After missing out on a place in the semi-finals of the inaugural edition, Delhi Dynamos have made quite some progress. They progressed to the last-four stage in the next two editions.
In 2015, they went to Goa with a one-goal lead but lost 0-3 to FC Goa. Last season, they travelled to Kochi with a one-goal deficit against Kerala Blasters. They won the second leg 2-1, but were knocked out on away goals.
On both occasions, the team's inability to do well in away fixtures cost them dearly. They have done well at home but need to do better in away fixtures.
At the helm of affairs is Miguel Angel Portugal Vicario. His task will be simple -- get this team to do better than last season.
Guided by previous coach Gianluca Zambrotta, Delhi had set the pace early in the last edition, but couldn't go all the way.
Interestingly, Miguel is the fourth coach at Dynamos after Herm van Veldhoven, Roberto Carlos and Zambrotta. In three seasons, the fans witnessed caution, efficiency and finally, an attack-minded team with flair and poise. In their fourth season, their approach should be a fine mix of all these.
There has been a change in approach as well. Delhi has relied heavily on stars in the past. Players like Florent Malouda, Robin Singh, Richard Gadze and Marcelinho were able to carry the team on their own. This season, they have opted for a holistic spread of players to create a more cohesive unit.
The pressure to perform will be spread across the line-up as hard-working players like Pritam Kotal, Sena Ralte, Pratik Chowdhury, Seityasen Singh and Romeo Fernandes come in. In the midfield, they have experienced South American players like Matias Mirabaje (Uruguay) and Paulinho Dias (Brazil).
Unfortunately, like several other ISL teams, the Dynamos have a habit of bringing in overage former stars who are past their prime.

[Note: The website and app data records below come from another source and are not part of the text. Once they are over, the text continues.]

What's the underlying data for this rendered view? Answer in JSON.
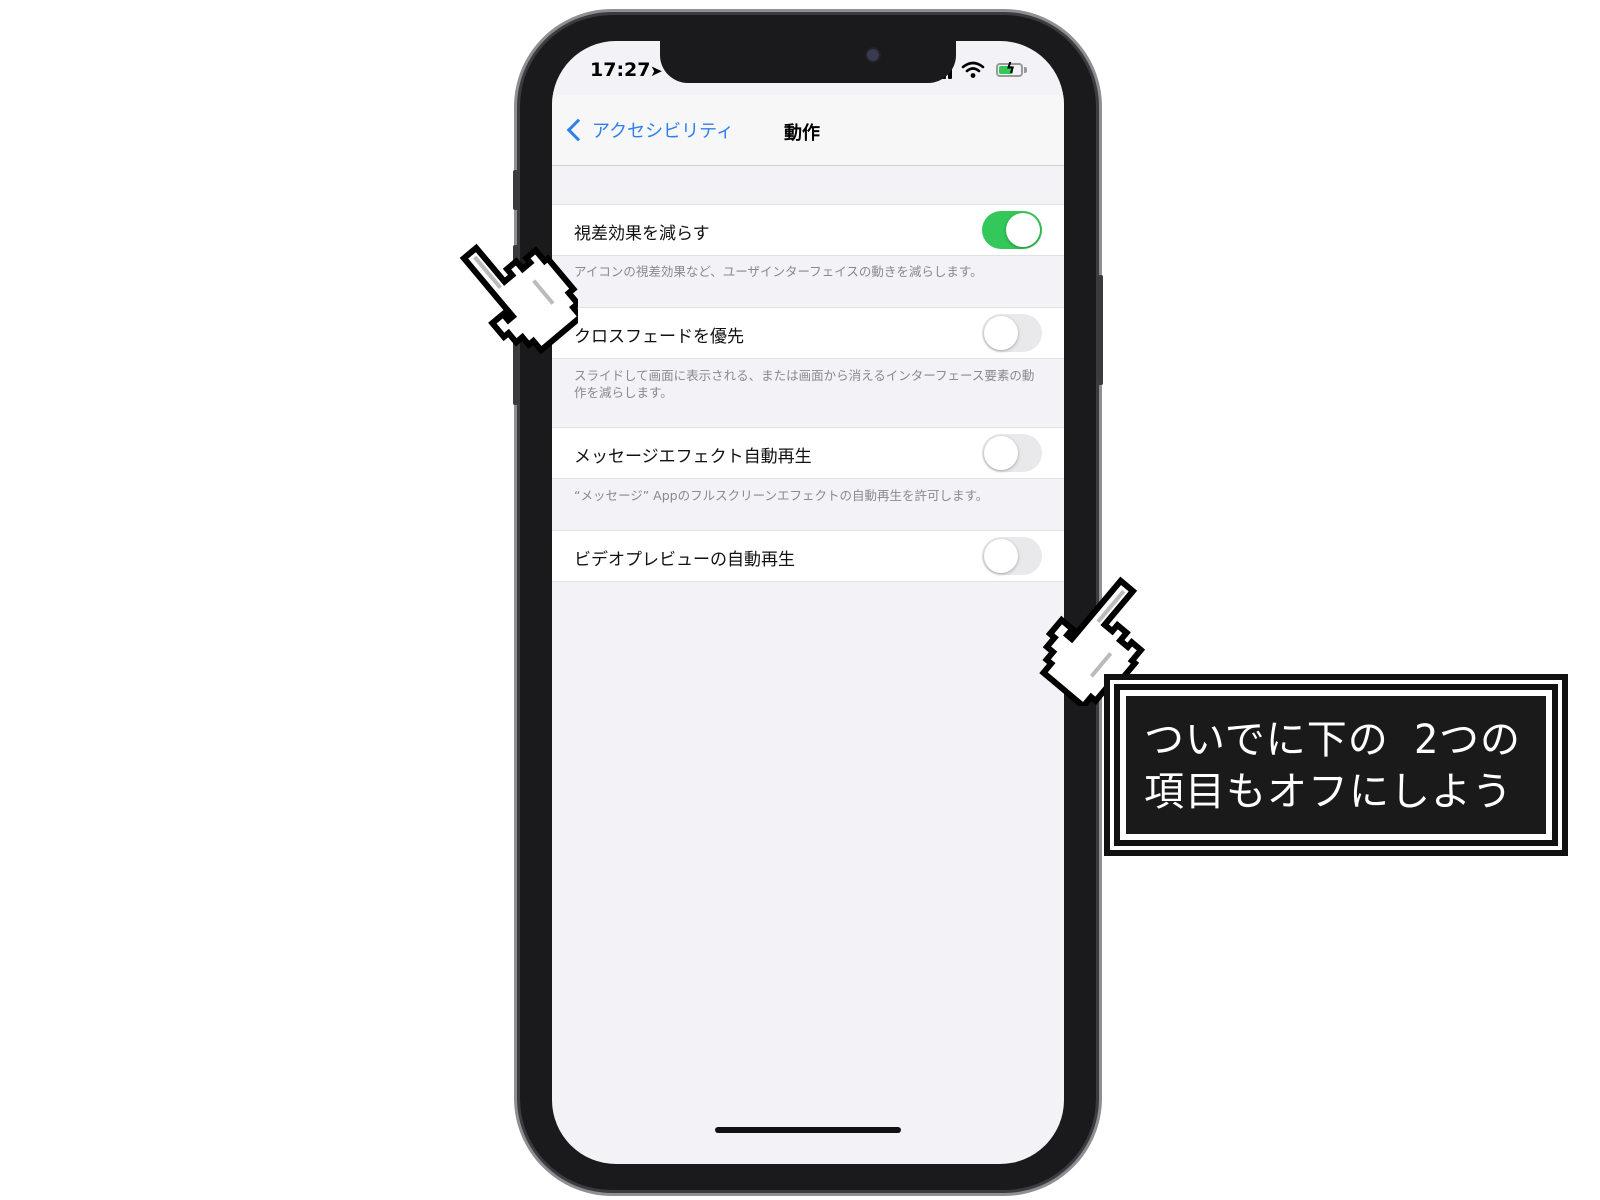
{
  "status_bar": {
    "time": "17:27",
    "location_icon": "location-arrow-icon",
    "signal_icon": "cellular-signal-icon",
    "wifi_icon": "wifi-icon",
    "battery_icon": "battery-charging-icon",
    "battery_color": "#34c759"
  },
  "nav": {
    "back_label": "アクセシビリティ",
    "title": "動作",
    "accent": "#2f80ed"
  },
  "settings": [
    {
      "label": "視差効果を減らす",
      "on": true,
      "footnote": "アイコンの視差効果など、ユーザインターフェイスの動きを減らします。"
    },
    {
      "label": "クロスフェードを優先",
      "on": false,
      "footnote": "スライドして画面に表示される、または画面から消えるインターフェース要素の動作を減らします。"
    },
    {
      "label": "メッセージエフェクト自動再生",
      "on": false,
      "footnote": "“メッセージ” Appのフルスクリーンエフェクトの自動再生を許可します。"
    },
    {
      "label": "ビデオプレビューの自動再生",
      "on": false
    }
  ],
  "callout": {
    "line1": "ついでに下の 2つの",
    "line2": "項目もオフにしよう"
  },
  "cursors": [
    "pointing-hand-cursor-icon",
    "pointing-hand-cursor-icon"
  ]
}
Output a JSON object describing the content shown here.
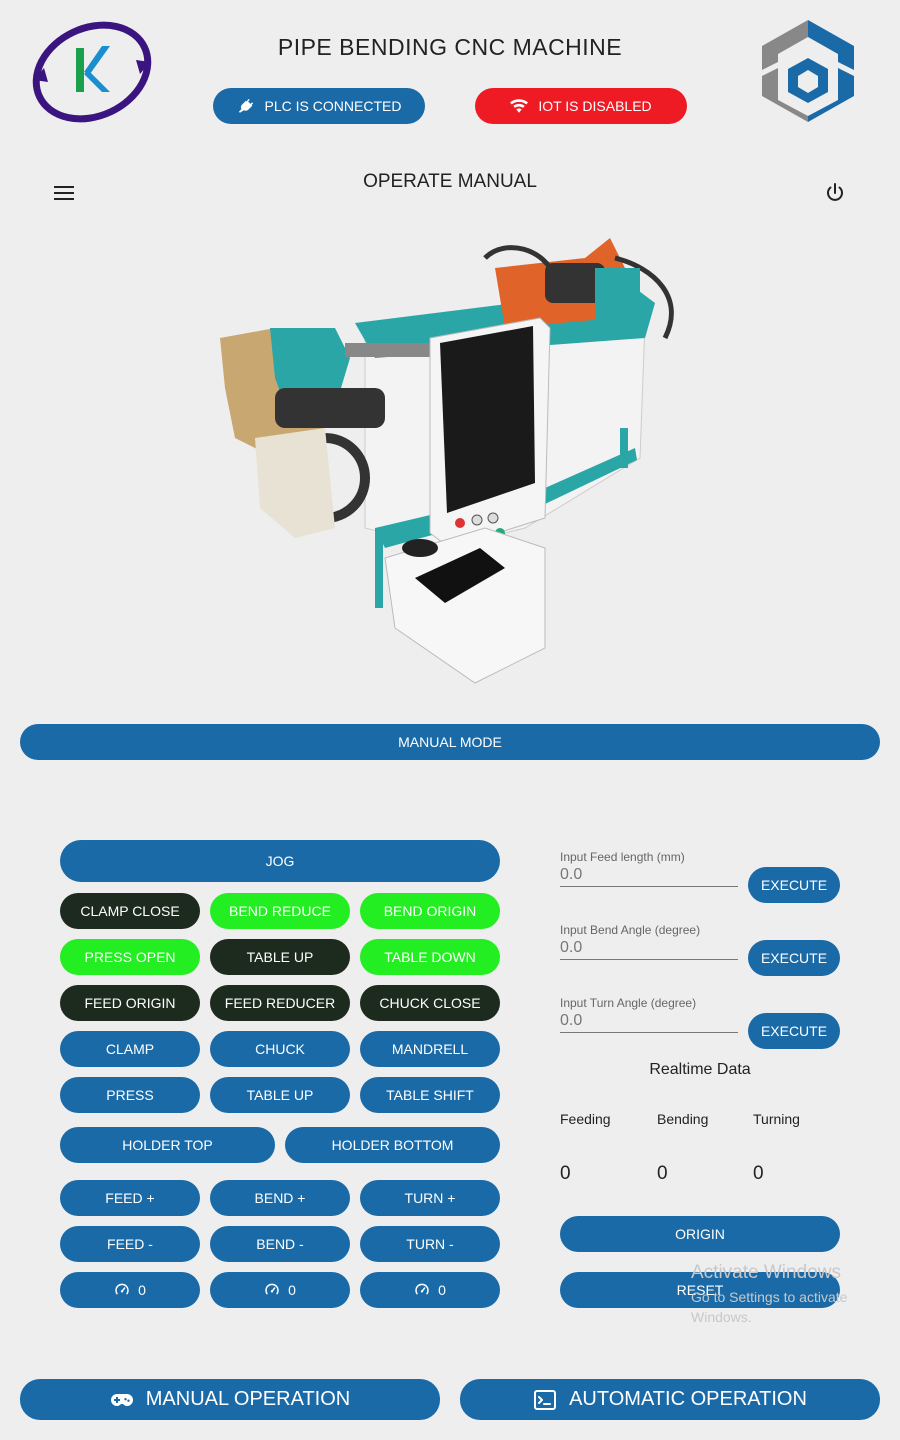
{
  "header": {
    "title": "PIPE BENDING CNC MACHINE",
    "plc_status": "PLC IS CONNECTED",
    "iot_status": "IOT IS DISABLED"
  },
  "toolbar": {
    "page_title": "OPERATE MANUAL"
  },
  "mode_label": "MANUAL MODE",
  "controls": {
    "jog": "JOG",
    "clamp_close": "CLAMP CLOSE",
    "bend_reduce": "BEND REDUCE",
    "bend_origin": "BEND ORIGIN",
    "press_open": "PRESS OPEN",
    "table_up_toggle": "TABLE UP",
    "table_down": "TABLE DOWN",
    "feed_origin": "FEED ORIGIN",
    "feed_reducer": "FEED REDUCER",
    "chuck_close": "CHUCK CLOSE",
    "clamp": "CLAMP",
    "chuck": "CHUCK",
    "mandrell": "MANDRELL",
    "press": "PRESS",
    "table_up": "TABLE UP",
    "table_shift": "TABLE SHIFT",
    "holder_top": "HOLDER TOP",
    "holder_bottom": "HOLDER BOTTOM",
    "feed_plus": "FEED +",
    "bend_plus": "BEND +",
    "turn_plus": "TURN +",
    "feed_minus": "FEED -",
    "bend_minus": "BEND -",
    "turn_minus": "TURN -",
    "speed_feed": "0",
    "speed_bend": "0",
    "speed_turn": "0"
  },
  "inputs": {
    "feed": {
      "label": "Input Feed length (mm)",
      "value": "0.0"
    },
    "bend": {
      "label": "Input Bend Angle (degree)",
      "value": "0.0"
    },
    "turn": {
      "label": "Input Turn Angle (degree)",
      "value": "0.0"
    },
    "execute_label": "EXECUTE"
  },
  "realtime": {
    "title": "Realtime Data",
    "feeding_label": "Feeding",
    "bending_label": "Bending",
    "turning_label": "Turning",
    "feeding_value": "0",
    "bending_value": "0",
    "turning_value": "0"
  },
  "actions": {
    "origin": "ORIGIN",
    "reset": "RESET"
  },
  "watermark": {
    "title": "Activate Windows",
    "subtitle": "Go to Settings to activate Windows."
  },
  "bottom_nav": {
    "manual": "MANUAL OPERATION",
    "automatic": "AUTOMATIC OPERATION"
  },
  "colors": {
    "primary": "#1a6aa8",
    "dark": "#1d2a1e",
    "active_green": "#22ee22",
    "danger": "#ee1b24",
    "background": "#eeeeee"
  },
  "icons": {
    "plc": "plug-icon",
    "iot": "wifi-icon",
    "menu": "hamburger-menu-icon",
    "power": "power-icon",
    "speed": "speedometer-icon",
    "manual": "gamepad-icon",
    "automatic": "terminal-icon"
  }
}
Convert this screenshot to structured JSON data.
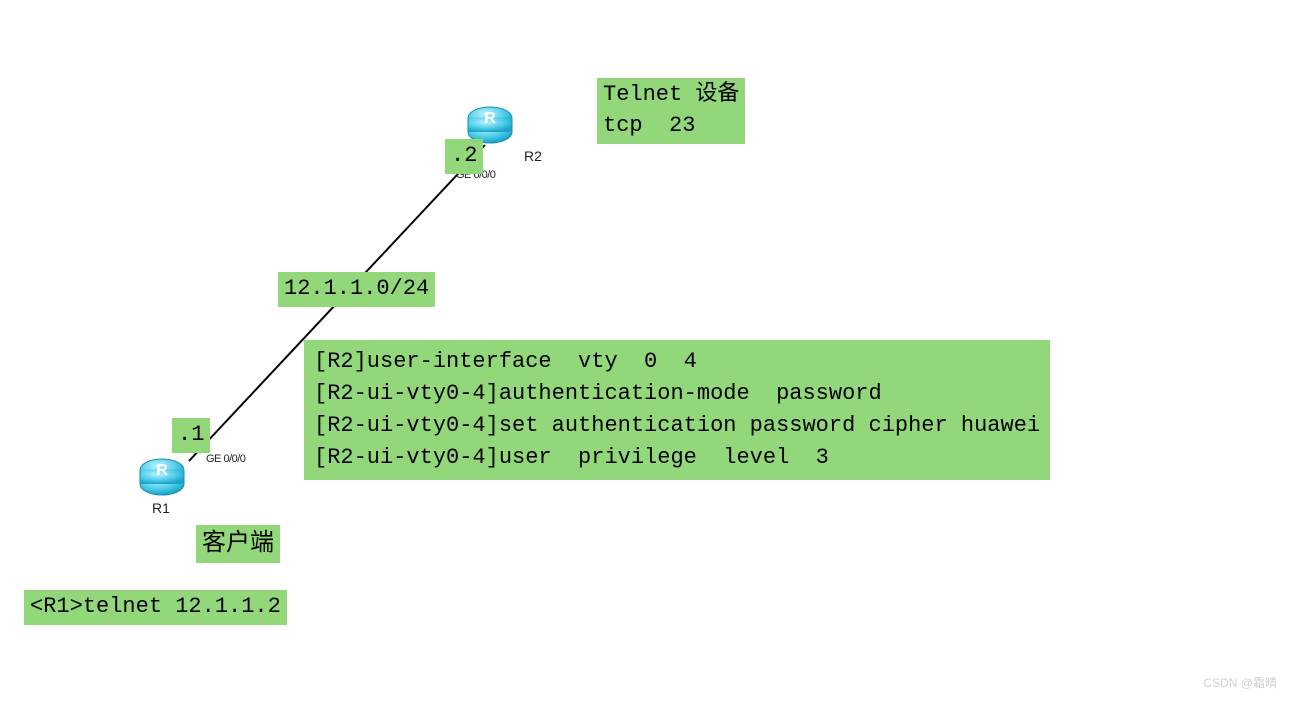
{
  "title_box": {
    "line1": "Telnet 设备",
    "line2": "tcp  23"
  },
  "routers": {
    "r2": {
      "name": "R2",
      "port": "GE 0/0/0",
      "host_suffix": ".2"
    },
    "r1": {
      "name": "R1",
      "port": "GE 0/0/0",
      "host_suffix": ".1"
    }
  },
  "network": "12.1.1.0/24",
  "client_label": "客户端",
  "r1_command": "<R1>telnet 12.1.1.2",
  "r2_config": {
    "l1": "[R2]user-interface  vty  0  4",
    "l2": "[R2-ui-vty0-4]authentication-mode  password",
    "l3": "[R2-ui-vty0-4]set authentication password cipher huawei",
    "l4": "[R2-ui-vty0-4]user  privilege  level  3"
  },
  "watermark": "CSDN @霜晴"
}
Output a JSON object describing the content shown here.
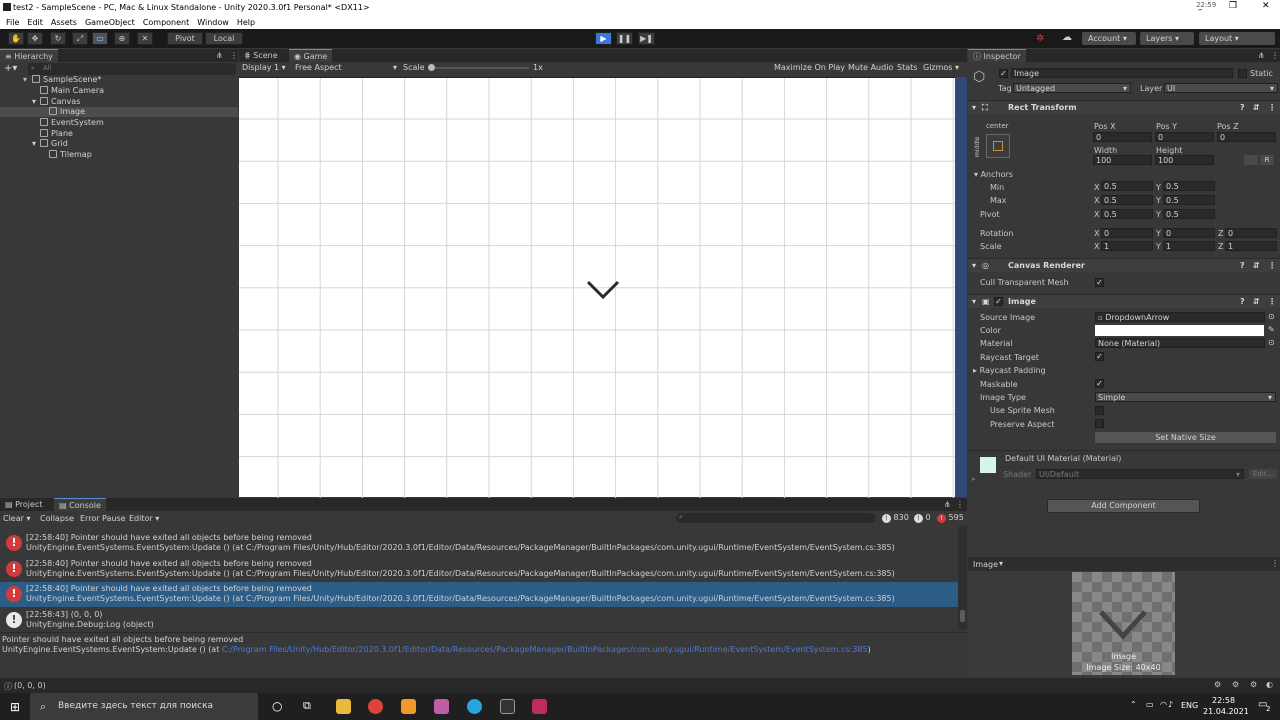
{
  "window": {
    "title": "test2 - SampleScene - PC, Mac & Linux Standalone - Unity 2020.3.0f1 Personal* <DX11>"
  },
  "menu": [
    "File",
    "Edit",
    "Assets",
    "GameObject",
    "Component",
    "Window",
    "Help"
  ],
  "toolbar": {
    "pivot": "Pivot",
    "local": "Local",
    "account": "Account",
    "layers": "Layers",
    "layout": "Layout"
  },
  "hierarchy": {
    "tab": "Hierarchy",
    "search_placeholder": "All",
    "items": [
      {
        "label": "SampleScene*"
      },
      {
        "label": "Main Camera"
      },
      {
        "label": "Canvas"
      },
      {
        "label": "Image"
      },
      {
        "label": "EventSystem"
      },
      {
        "label": "Plane"
      },
      {
        "label": "Grid"
      },
      {
        "label": "Tilemap"
      }
    ]
  },
  "game": {
    "tabs": [
      "Scene",
      "Game"
    ],
    "display": "Display 1",
    "aspect": "Free Aspect",
    "scale_label": "Scale",
    "scale_value": "1x",
    "options": [
      "Maximize On Play",
      "Mute Audio",
      "Stats",
      "Gizmos"
    ]
  },
  "inspector": {
    "tab": "Inspector",
    "object_name": "Image",
    "static_label": "Static",
    "tag_label": "Tag",
    "tag_value": "Untagged",
    "layer_label": "Layer",
    "layer_value": "UI",
    "rect": {
      "title": "Rect Transform",
      "anchor_h": "center",
      "anchor_v": "middle",
      "pos_x_label": "Pos X",
      "pos_x": "0",
      "pos_y_label": "Pos Y",
      "pos_y": "0",
      "pos_z_label": "Pos Z",
      "pos_z": "0",
      "width_label": "Width",
      "width": "100",
      "height_label": "Height",
      "height": "100",
      "anchors_label": "Anchors",
      "min_label": "Min",
      "min_x": "0.5",
      "min_y": "0.5",
      "max_label": "Max",
      "max_x": "0.5",
      "max_y": "0.5",
      "pivot_label": "Pivot",
      "pivot_x": "0.5",
      "pivot_y": "0.5",
      "rotation_label": "Rotation",
      "rot_x": "0",
      "rot_y": "0",
      "rot_z": "0",
      "scale_label": "Scale",
      "scale_x": "1",
      "scale_y": "1",
      "scale_z": "1"
    },
    "canvas_renderer": {
      "title": "Canvas Renderer",
      "cull_label": "Cull Transparent Mesh"
    },
    "image": {
      "title": "Image",
      "source_label": "Source Image",
      "source_value": "DropdownArrow",
      "color_label": "Color",
      "material_label": "Material",
      "material_value": "None (Material)",
      "raycast_target_label": "Raycast Target",
      "raycast_padding_label": "Raycast Padding",
      "maskable_label": "Maskable",
      "image_type_label": "Image Type",
      "image_type_value": "Simple",
      "use_sprite_mesh_label": "Use Sprite Mesh",
      "preserve_aspect_label": "Preserve Aspect",
      "set_native_size": "Set Native Size"
    },
    "material": {
      "name": "Default UI Material (Material)",
      "shader_label": "Shader",
      "shader_value": "UI/Default",
      "edit": "Edit..."
    },
    "add_component": "Add Component",
    "preview_title": "Image",
    "preview_caption": "Image",
    "preview_size": "Image Size: 40x40"
  },
  "console": {
    "tabs": [
      "Project",
      "Console"
    ],
    "clear": "Clear",
    "collapse": "Collapse",
    "error_pause": "Error Pause",
    "editor": "Editor",
    "info_count": "830",
    "warn_count": "0",
    "error_count": "595",
    "rows": [
      {
        "line1": "[22:58:40] Pointer should have exited all objects before being removed",
        "line2": "UnityEngine.EventSystems.EventSystem:Update () (at C:/Program Files/Unity/Hub/Editor/2020.3.0f1/Editor/Data/Resources/PackageManager/BuiltInPackages/com.unity.ugui/Runtime/EventSystem/EventSystem.cs:385)"
      },
      {
        "line1": "[22:58:40] Pointer should have exited all objects before being removed",
        "line2": "UnityEngine.EventSystems.EventSystem:Update () (at C:/Program Files/Unity/Hub/Editor/2020.3.0f1/Editor/Data/Resources/PackageManager/BuiltInPackages/com.unity.ugui/Runtime/EventSystem/EventSystem.cs:385)"
      },
      {
        "line1": "[22:58:40] Pointer should have exited all objects before being removed",
        "line2": "UnityEngine.EventSystems.EventSystem:Update () (at C:/Program Files/Unity/Hub/Editor/2020.3.0f1/Editor/Data/Resources/PackageManager/BuiltInPackages/com.unity.ugui/Runtime/EventSystem/EventSystem.cs:385)"
      },
      {
        "line1": "[22:58:43] (0, 0, 0)",
        "line2": "UnityEngine.Debug:Log (object)"
      }
    ],
    "detail_line1": "Pointer should have exited all objects before being removed",
    "detail_line2_prefix": "UnityEngine.EventSystems.EventSystem:Update () (at ",
    "detail_link": "C:/Program Files/Unity/Hub/Editor/2020.3.0f1/Editor/Data/Resources/PackageManager/BuiltInPackages/com.unity.ugui/Runtime/EventSystem/EventSystem.cs:385",
    "detail_line2_suffix": ")"
  },
  "status": {
    "text": "(0, 0, 0)"
  },
  "taskbar": {
    "search_placeholder": "Введите здесь текст для поиска",
    "lang": "ENG",
    "time": "22:58",
    "date": "21.04.2021",
    "notif": "2",
    "clock_top": "22:59"
  },
  "colors": {
    "accent": "#3a79d8",
    "selection": "#2c5d87",
    "error": "#d13b3b"
  }
}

During the inaugural edition in 2014, they signed up former Italy star Alessandro Del Piero who had won the 2006 World Cup with his national team apart from the UEFA Champions League and six Serie A titles at the club level with Juventus.
However, Del Piero, who was almost 40 years of age at the time, was a shadow of his former self and could not make much of an impact in the ISL.
Refusing to learn from that experience, Delhi chose to bring in former Brazil star Roberto Carlos as player-cum- manager the following season. But the then 42-year-old, who had retired from international football in 2006, was also well past his prime.
Like most Indian clubs, Delhi also prefer to use Indian players down the flanks with experienced foreigners through the middle.
Delhi are used to finishing in the top four. Even in the opening season, they finished fifth, missing out by just a point. Surprisingly, the difference in their stats is negligible when compared with two-time champions ATK.
Delhi have made more passes than ATK, and have done so more accurately. They have also taken more shots and won more duels in fewer matches. They've also just scored one goal less than ATK in the tournament's history.
Records show that Delhi are a bastion of consistency. Every season they have gotten better -- fifth in 2014, fourth in 2015 and third in 2016.
Now it is time for them to go higher and aim for the trophy.